Listed entries section start

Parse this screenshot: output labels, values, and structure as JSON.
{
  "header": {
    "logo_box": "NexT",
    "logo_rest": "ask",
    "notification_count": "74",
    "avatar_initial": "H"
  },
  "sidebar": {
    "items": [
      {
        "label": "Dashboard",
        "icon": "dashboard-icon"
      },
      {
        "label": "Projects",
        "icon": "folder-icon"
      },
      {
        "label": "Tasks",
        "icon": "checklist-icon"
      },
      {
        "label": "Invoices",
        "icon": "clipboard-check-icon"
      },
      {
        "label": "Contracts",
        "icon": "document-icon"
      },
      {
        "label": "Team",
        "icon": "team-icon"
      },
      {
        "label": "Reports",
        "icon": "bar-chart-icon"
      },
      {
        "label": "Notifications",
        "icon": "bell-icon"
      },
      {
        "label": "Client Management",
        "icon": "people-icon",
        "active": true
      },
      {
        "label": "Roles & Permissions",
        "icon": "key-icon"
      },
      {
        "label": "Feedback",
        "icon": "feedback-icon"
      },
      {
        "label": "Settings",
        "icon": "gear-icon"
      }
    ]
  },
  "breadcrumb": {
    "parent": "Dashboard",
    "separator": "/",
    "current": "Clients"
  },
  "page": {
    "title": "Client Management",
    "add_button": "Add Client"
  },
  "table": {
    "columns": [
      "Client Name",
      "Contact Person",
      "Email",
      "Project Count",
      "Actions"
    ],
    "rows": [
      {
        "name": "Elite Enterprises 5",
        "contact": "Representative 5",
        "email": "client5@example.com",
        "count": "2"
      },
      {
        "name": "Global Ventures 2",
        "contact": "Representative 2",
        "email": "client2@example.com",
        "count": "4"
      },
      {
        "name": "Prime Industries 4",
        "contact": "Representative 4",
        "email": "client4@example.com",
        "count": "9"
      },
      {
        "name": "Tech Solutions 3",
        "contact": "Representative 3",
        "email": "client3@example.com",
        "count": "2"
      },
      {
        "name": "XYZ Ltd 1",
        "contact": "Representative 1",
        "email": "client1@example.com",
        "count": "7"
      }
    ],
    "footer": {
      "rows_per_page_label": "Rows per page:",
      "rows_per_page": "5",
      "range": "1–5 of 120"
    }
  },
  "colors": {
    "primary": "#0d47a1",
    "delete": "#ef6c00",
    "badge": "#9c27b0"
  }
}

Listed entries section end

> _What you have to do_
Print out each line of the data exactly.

> _Output for this exercise_
Parse this screenshot: output labels, values, and structure as JSON.
{
  "header": {
    "logo_box": "NexT",
    "logo_rest": "ask",
    "notification_count": "74",
    "avatar_initial": "H"
  },
  "sidebar": {
    "items": [
      {
        "label": "Dashboard",
        "icon": "dashboard-icon"
      },
      {
        "label": "Projects",
        "icon": "folder-icon"
      },
      {
        "label": "Tasks",
        "icon": "checklist-icon"
      },
      {
        "label": "Invoices",
        "icon": "clipboard-check-icon"
      },
      {
        "label": "Contracts",
        "icon": "document-icon"
      },
      {
        "label": "Team",
        "icon": "team-icon"
      },
      {
        "label": "Reports",
        "icon": "bar-chart-icon"
      },
      {
        "label": "Notifications",
        "icon": "bell-icon"
      },
      {
        "label": "Client Management",
        "icon": "people-icon",
        "active": true
      },
      {
        "label": "Roles & Permissions",
        "icon": "key-icon"
      },
      {
        "label": "Feedback",
        "icon": "feedback-icon"
      },
      {
        "label": "Settings",
        "icon": "gear-icon"
      }
    ]
  },
  "breadcrumb": {
    "parent": "Dashboard",
    "separator": "/",
    "current": "Clients"
  },
  "page": {
    "title": "Client Management",
    "add_button": "Add Client"
  },
  "table": {
    "columns": [
      "Client Name",
      "Contact Person",
      "Email",
      "Project Count",
      "Actions"
    ],
    "rows": [
      {
        "name": "Elite Enterprises 5",
        "contact": "Representative 5",
        "email": "client5@example.com",
        "count": "2"
      },
      {
        "name": "Global Ventures 2",
        "contact": "Representative 2",
        "email": "client2@example.com",
        "count": "4"
      },
      {
        "name": "Prime Industries 4",
        "contact": "Representative 4",
        "email": "client4@example.com",
        "count": "9"
      },
      {
        "name": "Tech Solutions 3",
        "contact": "Representative 3",
        "email": "client3@example.com",
        "count": "2"
      },
      {
        "name": "XYZ Ltd 1",
        "contact": "Representative 1",
        "email": "client1@example.com",
        "count": "7"
      }
    ],
    "footer": {
      "rows_per_page_label": "Rows per page:",
      "rows_per_page": "5",
      "range": "1–5 of 120"
    }
  },
  "colors": {
    "primary": "#0d47a1",
    "delete": "#ef6c00",
    "badge": "#9c27b0"
  }
}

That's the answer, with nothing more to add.